* [The problem]
Go through the records below line by line and report how many lines include "icon", giving the number only.

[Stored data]
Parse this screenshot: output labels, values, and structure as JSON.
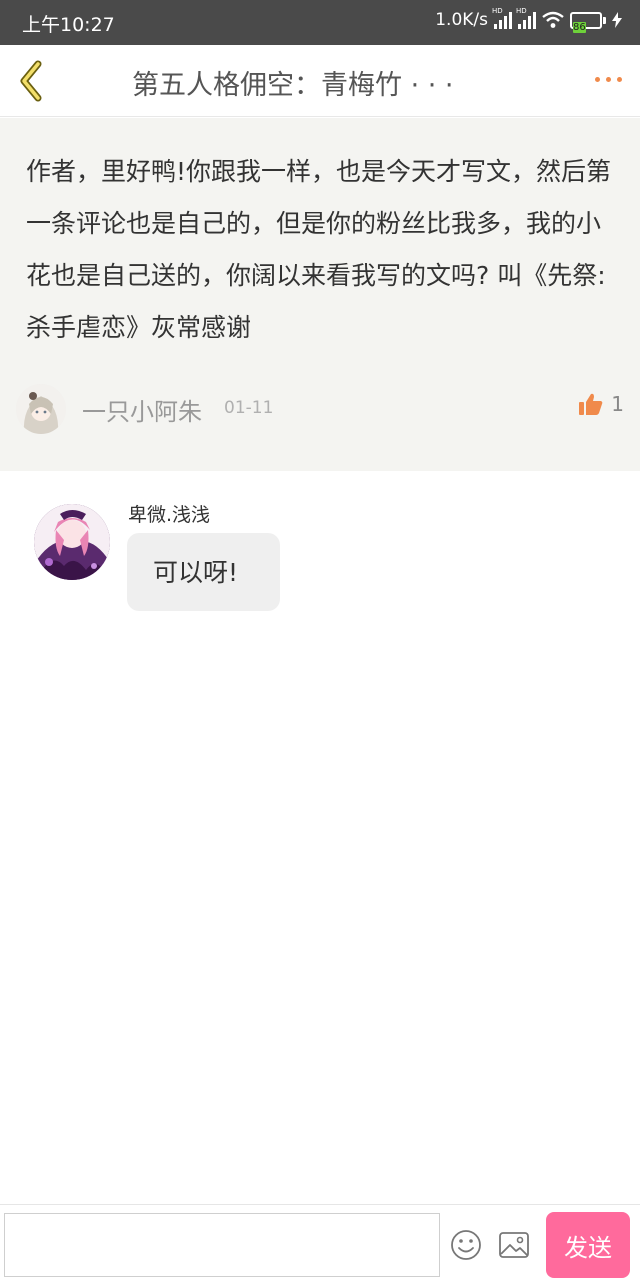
{
  "status_bar": {
    "time": "上午10:27",
    "net_speed": "1.0K/s",
    "battery": "86"
  },
  "header": {
    "title": "第五人格佣空：青梅竹 · · ·"
  },
  "comment": {
    "text": "作者，里好鸭!你跟我一样，也是今天才写文，然后第一条评论也是自己的，但是你的粉丝比我多，我的小花也是自己送的，你阔以来看我写的文吗? 叫《先祭:杀手虐恋》灰常感谢",
    "author": "一只小阿朱",
    "date": "01-11",
    "likes": "1"
  },
  "reply": {
    "author": "卑微.浅浅",
    "text": "可以呀!"
  },
  "input_bar": {
    "placeholder": "",
    "send_label": "发送"
  },
  "colors": {
    "accent_orange": "#f08a4b",
    "send_pink": "#ff6a9c",
    "comment_bg": "#f4f4f1"
  }
}
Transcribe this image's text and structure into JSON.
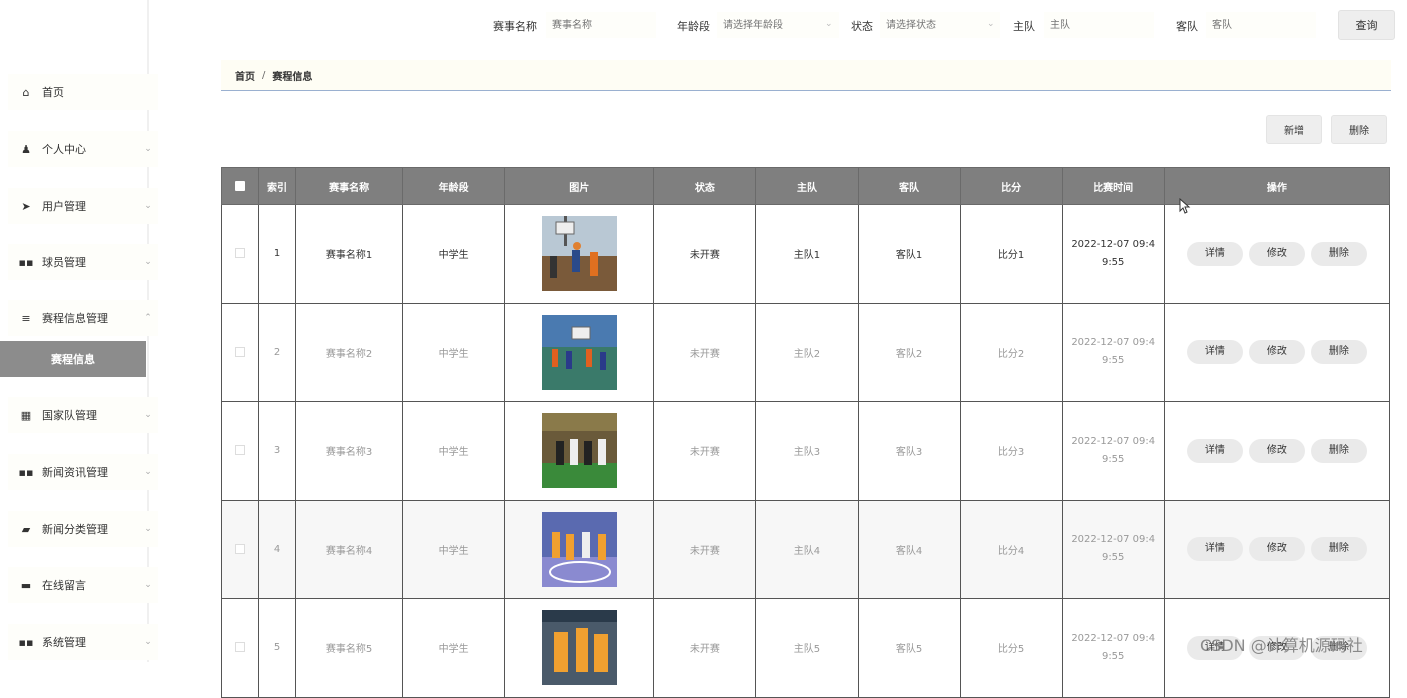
{
  "sidebar": {
    "items": [
      {
        "label": "首页",
        "icon": "home-icon",
        "glyph": "⌂",
        "chevron": ""
      },
      {
        "label": "个人中心",
        "icon": "user-icon",
        "glyph": "♟",
        "chevron": "⌄"
      },
      {
        "label": "用户管理",
        "icon": "send-icon",
        "glyph": "➤",
        "chevron": "⌄"
      },
      {
        "label": "球员管理",
        "icon": "grid-icon",
        "glyph": "▪▪",
        "chevron": "⌄"
      },
      {
        "label": "赛程信息管理",
        "icon": "list-icon",
        "glyph": "≡",
        "chevron": "⌃"
      },
      {
        "label": "国家队管理",
        "icon": "apps-icon",
        "glyph": "▦",
        "chevron": "⌄"
      },
      {
        "label": "新闻资讯管理",
        "icon": "grid-icon",
        "glyph": "▪▪",
        "chevron": "⌄"
      },
      {
        "label": "新闻分类管理",
        "icon": "folder-icon",
        "glyph": "▰",
        "chevron": "⌄"
      },
      {
        "label": "在线留言",
        "icon": "message-icon",
        "glyph": "▬",
        "chevron": "⌄"
      },
      {
        "label": "系统管理",
        "icon": "grid-icon",
        "glyph": "▪▪",
        "chevron": "⌄"
      }
    ],
    "active_sub": "赛程信息"
  },
  "search": {
    "name_label": "赛事名称",
    "name_placeholder": "赛事名称",
    "age_label": "年龄段",
    "age_placeholder": "请选择年龄段",
    "status_label": "状态",
    "status_placeholder": "请选择状态",
    "home_label": "主队",
    "home_placeholder": "主队",
    "away_label": "客队",
    "away_placeholder": "客队",
    "query_label": "查询"
  },
  "breadcrumb": {
    "home": "首页",
    "sep": "/",
    "current": "赛程信息"
  },
  "toolbar": {
    "add_label": "新增",
    "delete_label": "删除"
  },
  "table": {
    "headers": [
      "索引",
      "赛事名称",
      "年龄段",
      "图片",
      "状态",
      "主队",
      "客队",
      "比分",
      "比赛时间",
      "操作"
    ],
    "rows": [
      {
        "index": "1",
        "name": "赛事名称1",
        "age": "中学生",
        "status": "未开赛",
        "home": "主队1",
        "away": "客队1",
        "score": "比分1",
        "time1": "2022-12-07 09:4",
        "time2": "9:55"
      },
      {
        "index": "2",
        "name": "赛事名称2",
        "age": "中学生",
        "status": "未开赛",
        "home": "主队2",
        "away": "客队2",
        "score": "比分2",
        "time1": "2022-12-07 09:4",
        "time2": "9:55"
      },
      {
        "index": "3",
        "name": "赛事名称3",
        "age": "中学生",
        "status": "未开赛",
        "home": "主队3",
        "away": "客队3",
        "score": "比分3",
        "time1": "2022-12-07 09:4",
        "time2": "9:55"
      },
      {
        "index": "4",
        "name": "赛事名称4",
        "age": "中学生",
        "status": "未开赛",
        "home": "主队4",
        "away": "客队4",
        "score": "比分4",
        "time1": "2022-12-07 09:4",
        "time2": "9:55"
      },
      {
        "index": "5",
        "name": "赛事名称5",
        "age": "中学生",
        "status": "未开赛",
        "home": "主队5",
        "away": "客队5",
        "score": "比分5",
        "time1": "2022-12-07 09:4",
        "time2": "9:55"
      }
    ],
    "actions": {
      "detail": "详情",
      "edit": "修改",
      "delete": "删除"
    }
  },
  "watermark": "CSDN @计算机源码社"
}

* [Expected answer]
10